Sorry, didn't know what to write there.

Regarding chapter 11. A small handful of errors were pointed out by sharp eyes readers. A damned homophone or two, or three. A couple I should have caught myself, but it happens.

I have a great volunteer editor, and readers who will point out mistakes to keep me honest. It's greatly appreciated.

On that subject. Yes, it's important to catch and correct errors, as they can throw the reader out of the story. But, and this is a big juicy butt, don't let that prevent you from writing.

Published authors don't crap out perfect, unblemished and mistake free prose. They have a writer's group to bounce things off of at critical stages. They have alpha readers, beta readers, an editor and probably a line editor - and still mistakes slip through.

So yes, look for and correct mistakes, but imperfection shouldn't stop you from writing.
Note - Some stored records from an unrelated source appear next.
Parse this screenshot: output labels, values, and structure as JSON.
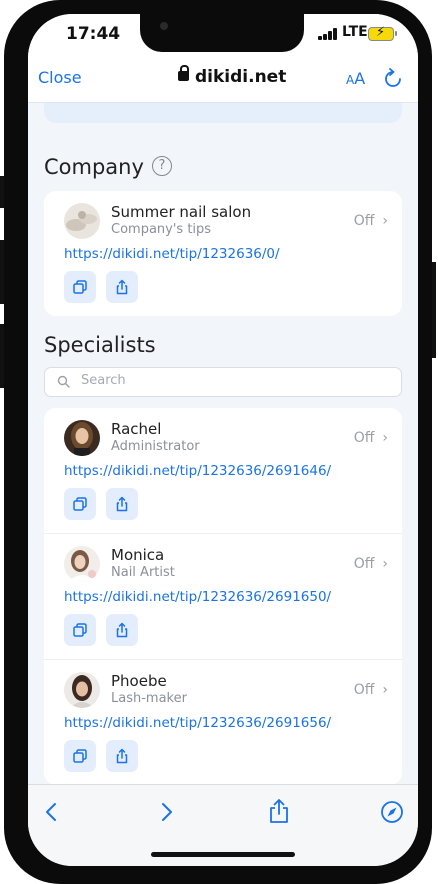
{
  "status_bar": {
    "time": "17:44",
    "network": "LTE"
  },
  "browser": {
    "close_label": "Close",
    "url": "dikidi.net",
    "text_size_small": "A",
    "text_size_large": "A"
  },
  "company": {
    "heading": "Company",
    "help_icon": "?",
    "item": {
      "name": "Summer nail salon",
      "role": "Company's tips",
      "status": "Off",
      "link": "https://dikidi.net/tip/1232636/0/"
    }
  },
  "specialists": {
    "heading": "Specialists",
    "search_placeholder": "Search",
    "items": [
      {
        "name": "Rachel",
        "role": "Administrator",
        "status": "Off",
        "link": "https://dikidi.net/tip/1232636/2691646/"
      },
      {
        "name": "Monica",
        "role": "Nail Artist",
        "status": "Off",
        "link": "https://dikidi.net/tip/1232636/2691650/"
      },
      {
        "name": "Phoebe",
        "role": "Lash-maker",
        "status": "Off",
        "link": "https://dikidi.net/tip/1232636/2691656/"
      }
    ]
  },
  "icons": {
    "copy": "copy-icon",
    "share": "share-icon",
    "back": "back-arrow-icon",
    "forward": "forward-arrow-icon",
    "compass": "compass-icon",
    "reload": "reload-icon",
    "lock": "lock-icon",
    "search": "search-icon",
    "chevron": "chevron-right-icon"
  },
  "colors": {
    "accent": "#1a73e8",
    "button_bg": "#e3edfb",
    "page_bg": "#f2f5fa"
  }
}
I had that image in my head too, "A writer doesn't make those mistakes." Well, it's horse hockey (I wish I had figured that out much earlier).